There are a few people in particular who have given me so much stellar guidance that I feel I might not have come this far, at least not this fast without their sharing of resources, journal articles, science, support, courage, and faith.  Dr. Eric Kossoff who took my call and gave me hope as well as information. Jennifer Pierce for teaching me to track and stay accountable and welcoming me into the bosom of a small but incredibly powerful online community where I found friendship, inspiration and encouragement. And most of all my husband.  

My husband saved my life by reaching out to strangers. Strangers changed my life by sharing their knowledge and outcomes, and now I hope my story will change your life by inspiring you to make new choices, or support someone you know in their choices, no matter how “odd” they may seem, precedence has been set.  

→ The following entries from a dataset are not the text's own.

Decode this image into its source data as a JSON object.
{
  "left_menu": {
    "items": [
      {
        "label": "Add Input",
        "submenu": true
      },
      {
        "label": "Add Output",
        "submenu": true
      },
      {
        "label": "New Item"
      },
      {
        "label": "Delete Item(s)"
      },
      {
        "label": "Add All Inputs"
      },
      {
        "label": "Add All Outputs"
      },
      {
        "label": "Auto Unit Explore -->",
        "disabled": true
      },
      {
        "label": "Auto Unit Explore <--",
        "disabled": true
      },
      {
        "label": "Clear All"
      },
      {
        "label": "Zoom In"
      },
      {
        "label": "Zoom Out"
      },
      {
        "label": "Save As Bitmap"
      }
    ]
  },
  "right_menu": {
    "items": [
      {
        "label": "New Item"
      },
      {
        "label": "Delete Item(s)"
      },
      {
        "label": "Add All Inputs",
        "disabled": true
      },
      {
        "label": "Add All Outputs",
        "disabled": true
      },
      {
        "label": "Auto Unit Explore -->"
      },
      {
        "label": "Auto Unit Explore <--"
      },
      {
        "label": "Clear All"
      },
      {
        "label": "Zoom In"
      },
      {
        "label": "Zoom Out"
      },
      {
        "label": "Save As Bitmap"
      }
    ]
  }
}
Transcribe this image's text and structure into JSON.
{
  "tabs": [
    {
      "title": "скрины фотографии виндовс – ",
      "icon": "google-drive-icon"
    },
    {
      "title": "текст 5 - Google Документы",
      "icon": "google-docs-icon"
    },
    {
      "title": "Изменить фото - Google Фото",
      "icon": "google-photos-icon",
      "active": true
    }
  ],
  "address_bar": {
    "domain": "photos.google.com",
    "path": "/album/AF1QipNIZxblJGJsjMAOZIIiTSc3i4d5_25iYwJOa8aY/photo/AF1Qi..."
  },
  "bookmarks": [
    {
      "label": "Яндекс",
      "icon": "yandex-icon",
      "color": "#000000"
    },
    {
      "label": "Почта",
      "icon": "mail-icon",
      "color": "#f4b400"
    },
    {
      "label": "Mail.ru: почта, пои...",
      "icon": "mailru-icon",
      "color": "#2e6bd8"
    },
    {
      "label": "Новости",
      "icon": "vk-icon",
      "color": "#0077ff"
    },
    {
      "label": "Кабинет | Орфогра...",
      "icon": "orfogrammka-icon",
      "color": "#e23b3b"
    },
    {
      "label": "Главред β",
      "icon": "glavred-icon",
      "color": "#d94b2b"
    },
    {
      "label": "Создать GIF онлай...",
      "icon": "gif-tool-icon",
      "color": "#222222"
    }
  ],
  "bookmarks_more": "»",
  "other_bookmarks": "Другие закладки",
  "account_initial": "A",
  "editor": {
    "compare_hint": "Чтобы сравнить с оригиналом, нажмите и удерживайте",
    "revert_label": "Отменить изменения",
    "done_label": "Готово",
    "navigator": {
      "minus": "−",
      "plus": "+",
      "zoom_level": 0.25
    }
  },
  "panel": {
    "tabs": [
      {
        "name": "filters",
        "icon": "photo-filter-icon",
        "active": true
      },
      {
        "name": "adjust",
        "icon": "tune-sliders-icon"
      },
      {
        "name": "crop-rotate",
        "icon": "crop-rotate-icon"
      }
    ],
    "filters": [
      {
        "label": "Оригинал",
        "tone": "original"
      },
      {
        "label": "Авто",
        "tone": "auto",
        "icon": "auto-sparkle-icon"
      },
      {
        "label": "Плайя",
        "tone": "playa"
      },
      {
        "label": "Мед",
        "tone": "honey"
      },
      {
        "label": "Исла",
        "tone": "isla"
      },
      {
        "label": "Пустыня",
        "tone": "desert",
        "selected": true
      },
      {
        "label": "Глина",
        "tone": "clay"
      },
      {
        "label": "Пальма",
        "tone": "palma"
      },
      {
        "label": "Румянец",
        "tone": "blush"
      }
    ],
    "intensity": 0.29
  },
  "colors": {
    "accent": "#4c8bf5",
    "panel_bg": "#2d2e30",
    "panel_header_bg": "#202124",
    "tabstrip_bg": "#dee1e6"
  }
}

The other night I said to Andrew, “maybe getting Epilepsy was really a good thing, look how it has changed all of our lives, not just mine in the obvious ways but all of our health has improved and I am presented daily with ways in which I can pay it forward.”  One way is by interviewing others who have had success with a nutritional approach to their illness and by telling their stories.

Thank you for listening to mine.